TASK PROMPT: Pull every line that holds the word "TUDN" from the entries.

RECORD EXCERPTS:
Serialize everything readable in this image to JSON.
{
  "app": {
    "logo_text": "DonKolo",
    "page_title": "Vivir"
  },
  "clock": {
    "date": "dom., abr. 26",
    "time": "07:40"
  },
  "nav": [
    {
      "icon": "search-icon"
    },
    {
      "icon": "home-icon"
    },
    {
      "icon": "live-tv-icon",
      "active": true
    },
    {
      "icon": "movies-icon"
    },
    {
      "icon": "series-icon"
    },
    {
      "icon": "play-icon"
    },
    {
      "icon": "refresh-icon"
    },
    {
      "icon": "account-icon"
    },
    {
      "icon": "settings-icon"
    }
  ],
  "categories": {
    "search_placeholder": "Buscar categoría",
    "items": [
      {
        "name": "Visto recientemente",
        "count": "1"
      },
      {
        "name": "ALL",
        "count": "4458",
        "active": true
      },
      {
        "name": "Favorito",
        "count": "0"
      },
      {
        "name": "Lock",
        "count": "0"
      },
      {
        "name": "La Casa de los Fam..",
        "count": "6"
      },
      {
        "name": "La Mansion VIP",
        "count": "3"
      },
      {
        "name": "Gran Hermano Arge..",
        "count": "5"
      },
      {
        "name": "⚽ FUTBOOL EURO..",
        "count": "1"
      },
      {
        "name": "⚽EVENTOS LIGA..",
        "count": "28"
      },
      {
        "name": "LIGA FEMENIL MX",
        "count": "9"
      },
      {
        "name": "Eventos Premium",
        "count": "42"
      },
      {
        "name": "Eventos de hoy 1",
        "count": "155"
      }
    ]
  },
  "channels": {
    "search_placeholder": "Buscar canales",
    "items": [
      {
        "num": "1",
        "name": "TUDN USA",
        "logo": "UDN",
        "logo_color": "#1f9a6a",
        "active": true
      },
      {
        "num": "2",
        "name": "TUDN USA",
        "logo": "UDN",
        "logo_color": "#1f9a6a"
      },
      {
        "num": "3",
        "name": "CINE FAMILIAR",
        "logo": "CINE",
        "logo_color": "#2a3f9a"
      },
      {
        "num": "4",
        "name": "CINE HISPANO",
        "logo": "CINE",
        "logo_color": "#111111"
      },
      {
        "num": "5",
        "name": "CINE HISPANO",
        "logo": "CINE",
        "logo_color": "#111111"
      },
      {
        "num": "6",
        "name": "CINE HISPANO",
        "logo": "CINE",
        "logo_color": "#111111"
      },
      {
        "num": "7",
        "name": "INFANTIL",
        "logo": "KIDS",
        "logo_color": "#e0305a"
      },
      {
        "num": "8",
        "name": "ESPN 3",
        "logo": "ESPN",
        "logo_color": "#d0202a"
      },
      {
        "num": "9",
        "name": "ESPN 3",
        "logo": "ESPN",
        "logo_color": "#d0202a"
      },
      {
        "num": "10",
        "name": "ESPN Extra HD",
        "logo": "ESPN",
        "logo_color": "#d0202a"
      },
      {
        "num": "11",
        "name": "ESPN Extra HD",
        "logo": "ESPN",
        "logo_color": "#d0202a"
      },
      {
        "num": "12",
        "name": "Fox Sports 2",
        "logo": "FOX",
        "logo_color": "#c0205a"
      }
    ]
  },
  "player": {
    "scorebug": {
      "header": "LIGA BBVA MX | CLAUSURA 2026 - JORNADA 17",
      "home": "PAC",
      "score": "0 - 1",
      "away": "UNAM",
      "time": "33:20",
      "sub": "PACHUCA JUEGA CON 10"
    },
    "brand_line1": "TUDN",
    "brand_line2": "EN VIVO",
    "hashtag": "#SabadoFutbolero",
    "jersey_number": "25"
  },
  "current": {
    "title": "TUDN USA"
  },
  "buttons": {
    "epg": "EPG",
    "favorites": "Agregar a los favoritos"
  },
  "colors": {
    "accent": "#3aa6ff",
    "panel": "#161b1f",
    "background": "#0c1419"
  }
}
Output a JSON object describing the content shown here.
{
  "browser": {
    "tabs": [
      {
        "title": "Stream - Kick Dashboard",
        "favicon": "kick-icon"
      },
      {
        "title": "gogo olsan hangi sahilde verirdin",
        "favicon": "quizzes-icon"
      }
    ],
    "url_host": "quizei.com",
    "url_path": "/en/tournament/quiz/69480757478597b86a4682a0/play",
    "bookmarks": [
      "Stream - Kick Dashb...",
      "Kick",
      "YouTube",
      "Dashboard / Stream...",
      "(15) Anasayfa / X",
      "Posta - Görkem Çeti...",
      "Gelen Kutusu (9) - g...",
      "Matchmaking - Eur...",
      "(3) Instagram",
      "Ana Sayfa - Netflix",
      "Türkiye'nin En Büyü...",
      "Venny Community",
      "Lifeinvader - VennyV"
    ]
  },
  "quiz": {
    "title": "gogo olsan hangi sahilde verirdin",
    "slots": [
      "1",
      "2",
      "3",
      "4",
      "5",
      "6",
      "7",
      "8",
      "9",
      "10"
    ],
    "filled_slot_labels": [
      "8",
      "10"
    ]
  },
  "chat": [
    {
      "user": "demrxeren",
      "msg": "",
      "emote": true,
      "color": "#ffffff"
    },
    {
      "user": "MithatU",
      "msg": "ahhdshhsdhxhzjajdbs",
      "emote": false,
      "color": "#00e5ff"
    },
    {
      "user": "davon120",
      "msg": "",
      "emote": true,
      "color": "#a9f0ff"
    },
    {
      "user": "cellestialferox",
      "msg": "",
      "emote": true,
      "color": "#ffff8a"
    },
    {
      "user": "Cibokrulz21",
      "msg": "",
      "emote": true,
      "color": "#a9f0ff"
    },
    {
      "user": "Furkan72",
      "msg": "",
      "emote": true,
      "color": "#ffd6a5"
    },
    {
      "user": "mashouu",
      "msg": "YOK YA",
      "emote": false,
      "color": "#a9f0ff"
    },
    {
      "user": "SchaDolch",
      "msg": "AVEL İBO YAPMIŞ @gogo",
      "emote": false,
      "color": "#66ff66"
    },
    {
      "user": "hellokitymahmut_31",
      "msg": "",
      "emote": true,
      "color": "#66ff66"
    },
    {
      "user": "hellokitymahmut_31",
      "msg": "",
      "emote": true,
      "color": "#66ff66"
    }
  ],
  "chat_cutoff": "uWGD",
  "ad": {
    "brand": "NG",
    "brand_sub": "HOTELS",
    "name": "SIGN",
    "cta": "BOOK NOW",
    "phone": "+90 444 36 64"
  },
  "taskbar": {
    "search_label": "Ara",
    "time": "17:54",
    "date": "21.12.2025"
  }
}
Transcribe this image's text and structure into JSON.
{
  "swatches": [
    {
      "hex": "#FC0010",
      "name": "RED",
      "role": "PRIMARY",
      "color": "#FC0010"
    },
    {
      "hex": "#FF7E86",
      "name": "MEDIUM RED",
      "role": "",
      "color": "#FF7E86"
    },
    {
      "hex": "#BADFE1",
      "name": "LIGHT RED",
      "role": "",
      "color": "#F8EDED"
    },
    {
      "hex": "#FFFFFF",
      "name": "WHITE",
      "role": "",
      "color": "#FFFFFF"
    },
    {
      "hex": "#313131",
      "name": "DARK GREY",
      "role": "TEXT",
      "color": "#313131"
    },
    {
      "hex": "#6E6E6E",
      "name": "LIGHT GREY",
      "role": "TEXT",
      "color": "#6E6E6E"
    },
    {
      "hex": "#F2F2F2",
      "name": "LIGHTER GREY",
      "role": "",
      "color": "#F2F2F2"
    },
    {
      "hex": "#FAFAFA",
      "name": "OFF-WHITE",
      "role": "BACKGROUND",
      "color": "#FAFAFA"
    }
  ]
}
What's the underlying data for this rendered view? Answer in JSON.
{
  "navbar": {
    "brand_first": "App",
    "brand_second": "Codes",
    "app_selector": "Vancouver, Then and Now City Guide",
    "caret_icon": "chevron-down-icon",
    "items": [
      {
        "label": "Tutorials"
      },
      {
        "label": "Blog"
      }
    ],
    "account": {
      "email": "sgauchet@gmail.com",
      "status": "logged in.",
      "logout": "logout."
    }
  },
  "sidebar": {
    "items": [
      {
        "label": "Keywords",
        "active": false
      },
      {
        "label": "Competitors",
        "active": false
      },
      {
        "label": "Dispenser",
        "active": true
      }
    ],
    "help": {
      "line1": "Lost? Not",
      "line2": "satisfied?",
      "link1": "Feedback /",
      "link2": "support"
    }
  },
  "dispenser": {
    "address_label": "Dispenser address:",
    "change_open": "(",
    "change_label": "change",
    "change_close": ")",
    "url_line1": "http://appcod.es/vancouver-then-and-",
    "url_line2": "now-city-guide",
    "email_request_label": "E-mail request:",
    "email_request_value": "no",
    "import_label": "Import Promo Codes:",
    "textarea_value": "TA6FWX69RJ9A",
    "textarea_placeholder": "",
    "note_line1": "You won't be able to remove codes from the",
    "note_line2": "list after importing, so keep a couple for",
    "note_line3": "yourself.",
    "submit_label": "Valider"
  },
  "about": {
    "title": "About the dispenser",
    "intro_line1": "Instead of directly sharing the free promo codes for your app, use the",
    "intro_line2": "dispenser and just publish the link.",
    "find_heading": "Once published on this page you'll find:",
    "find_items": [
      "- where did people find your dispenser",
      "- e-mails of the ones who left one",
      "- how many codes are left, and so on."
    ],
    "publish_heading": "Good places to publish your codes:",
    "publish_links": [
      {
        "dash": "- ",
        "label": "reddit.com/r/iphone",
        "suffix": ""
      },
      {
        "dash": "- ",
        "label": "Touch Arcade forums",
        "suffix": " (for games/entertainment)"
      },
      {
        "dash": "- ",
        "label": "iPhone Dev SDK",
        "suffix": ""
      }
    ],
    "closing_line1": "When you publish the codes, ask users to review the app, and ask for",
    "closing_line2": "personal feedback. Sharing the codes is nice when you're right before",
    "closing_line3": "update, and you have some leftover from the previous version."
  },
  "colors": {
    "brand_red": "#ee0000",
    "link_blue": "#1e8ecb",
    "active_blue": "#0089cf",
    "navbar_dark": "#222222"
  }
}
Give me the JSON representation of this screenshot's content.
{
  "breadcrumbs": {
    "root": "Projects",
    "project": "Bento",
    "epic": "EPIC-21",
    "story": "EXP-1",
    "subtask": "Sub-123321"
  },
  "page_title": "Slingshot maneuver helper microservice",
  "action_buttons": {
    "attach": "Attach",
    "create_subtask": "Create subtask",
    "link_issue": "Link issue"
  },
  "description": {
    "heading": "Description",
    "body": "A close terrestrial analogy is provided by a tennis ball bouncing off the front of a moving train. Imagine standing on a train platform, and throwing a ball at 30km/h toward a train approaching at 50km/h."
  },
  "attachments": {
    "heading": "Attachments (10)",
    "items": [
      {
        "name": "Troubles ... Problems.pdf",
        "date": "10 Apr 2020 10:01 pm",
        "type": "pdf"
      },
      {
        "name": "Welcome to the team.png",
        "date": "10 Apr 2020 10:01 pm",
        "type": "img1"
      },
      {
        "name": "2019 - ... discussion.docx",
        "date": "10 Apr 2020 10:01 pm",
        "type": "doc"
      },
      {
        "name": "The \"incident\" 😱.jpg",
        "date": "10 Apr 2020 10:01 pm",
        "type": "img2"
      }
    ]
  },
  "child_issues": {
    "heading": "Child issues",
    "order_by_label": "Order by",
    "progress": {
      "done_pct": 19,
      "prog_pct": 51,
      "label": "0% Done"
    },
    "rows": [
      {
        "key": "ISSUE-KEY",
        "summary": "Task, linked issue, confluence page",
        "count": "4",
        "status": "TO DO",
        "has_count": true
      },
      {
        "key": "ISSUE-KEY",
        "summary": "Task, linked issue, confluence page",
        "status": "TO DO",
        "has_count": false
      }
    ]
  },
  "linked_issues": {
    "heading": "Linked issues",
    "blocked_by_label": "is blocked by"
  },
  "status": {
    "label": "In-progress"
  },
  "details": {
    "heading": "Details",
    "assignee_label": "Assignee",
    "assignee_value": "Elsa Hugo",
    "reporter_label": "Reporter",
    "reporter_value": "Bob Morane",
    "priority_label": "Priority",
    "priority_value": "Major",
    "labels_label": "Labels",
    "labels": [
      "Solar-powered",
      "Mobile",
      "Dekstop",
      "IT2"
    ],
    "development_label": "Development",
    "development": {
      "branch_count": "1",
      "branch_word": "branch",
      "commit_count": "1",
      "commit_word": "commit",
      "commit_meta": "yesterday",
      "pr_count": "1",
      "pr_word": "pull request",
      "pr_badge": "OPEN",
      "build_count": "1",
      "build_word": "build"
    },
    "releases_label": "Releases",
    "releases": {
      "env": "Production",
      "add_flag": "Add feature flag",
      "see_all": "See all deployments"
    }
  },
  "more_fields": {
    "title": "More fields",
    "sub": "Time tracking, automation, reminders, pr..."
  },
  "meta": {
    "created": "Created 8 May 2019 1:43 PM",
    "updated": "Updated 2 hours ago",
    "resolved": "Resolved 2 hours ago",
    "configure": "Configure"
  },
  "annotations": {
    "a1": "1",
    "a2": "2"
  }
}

ANSWER AREA:
        "name": "TUDN USA",
        "name": "TUDN USA",
    "brand_line1": "TUDN",
    "title": "TUDN USA"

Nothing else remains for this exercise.